When the subject of Pastorius’ final years is raised, inevitably Word of Mouth’s infamous performance at the 1984 Playboy Jazz Festival comes up like Exhibit A in the saga of his demise. It was, indeed, a bizarre moment in annals of live jazz, particularly because it took place in a high-profile setting before 17,000 bewildered and many booing listeners. The set quickly devolved into a strange kind of anarchy, as Pastorius repeatedly left the stage, leaving the ensemble ship without a captain. He ran backstage and grabbed musicians waiting in the wings and generally steered the performance into the realm of pell-mell.
The set ended with the other musicians having exited the stage and Pastorius enmeshed in a squall of feedback and chaotic noodling. The executive decision was made to end his set by triggering the festival’s rotating stage, and emcee Bill Cosby escorted Pastorius offstage.
That fateful performance is often spoken of with an air of pity and disbelief, viewed as a very public sign of Pastorius’ fall from grace, into the tailspin of his final phase. But from my perspective, there was also a thrilling taste of wild political incorrectness at the Hollywood Bowl that day, a blow against politeness and predictability—which this particular festival has often been guilty of.
Dancing along the precipice of abandon and anarchy was always part of Pastorius’ special, fragile genius, and this was a case where he lost his footing, but spectacularly so. That Pastorius never had a chance to get up and dust himself off is a great tragedy.
“The biggest crime,” Graves says, “is all the songs that didn’t get written. What about all those songs?

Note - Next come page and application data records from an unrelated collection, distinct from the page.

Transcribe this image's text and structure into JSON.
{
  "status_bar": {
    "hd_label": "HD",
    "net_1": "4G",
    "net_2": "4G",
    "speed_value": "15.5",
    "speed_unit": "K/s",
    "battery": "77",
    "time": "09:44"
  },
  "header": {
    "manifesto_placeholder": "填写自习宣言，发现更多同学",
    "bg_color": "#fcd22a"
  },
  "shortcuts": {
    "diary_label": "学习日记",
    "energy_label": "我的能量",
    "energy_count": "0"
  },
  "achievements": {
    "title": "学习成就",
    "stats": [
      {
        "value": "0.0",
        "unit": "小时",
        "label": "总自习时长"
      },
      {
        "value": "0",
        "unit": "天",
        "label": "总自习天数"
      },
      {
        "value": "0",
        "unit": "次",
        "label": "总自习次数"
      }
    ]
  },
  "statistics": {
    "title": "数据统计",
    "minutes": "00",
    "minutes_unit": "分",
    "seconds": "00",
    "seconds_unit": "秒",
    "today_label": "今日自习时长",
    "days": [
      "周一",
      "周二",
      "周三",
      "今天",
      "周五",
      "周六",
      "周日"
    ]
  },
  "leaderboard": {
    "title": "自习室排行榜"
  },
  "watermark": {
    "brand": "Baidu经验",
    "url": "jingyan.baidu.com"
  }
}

Here we have an opportunity with this second album to do things like ‘Dania,’ ‘Good Morning Anya,’ ‘Beaver Patrol,’ ‘Las Olas’—a number of things that even his staunchest fans aren’t even aware of. We have that responsibility and honor to bring those forward.” Originally Published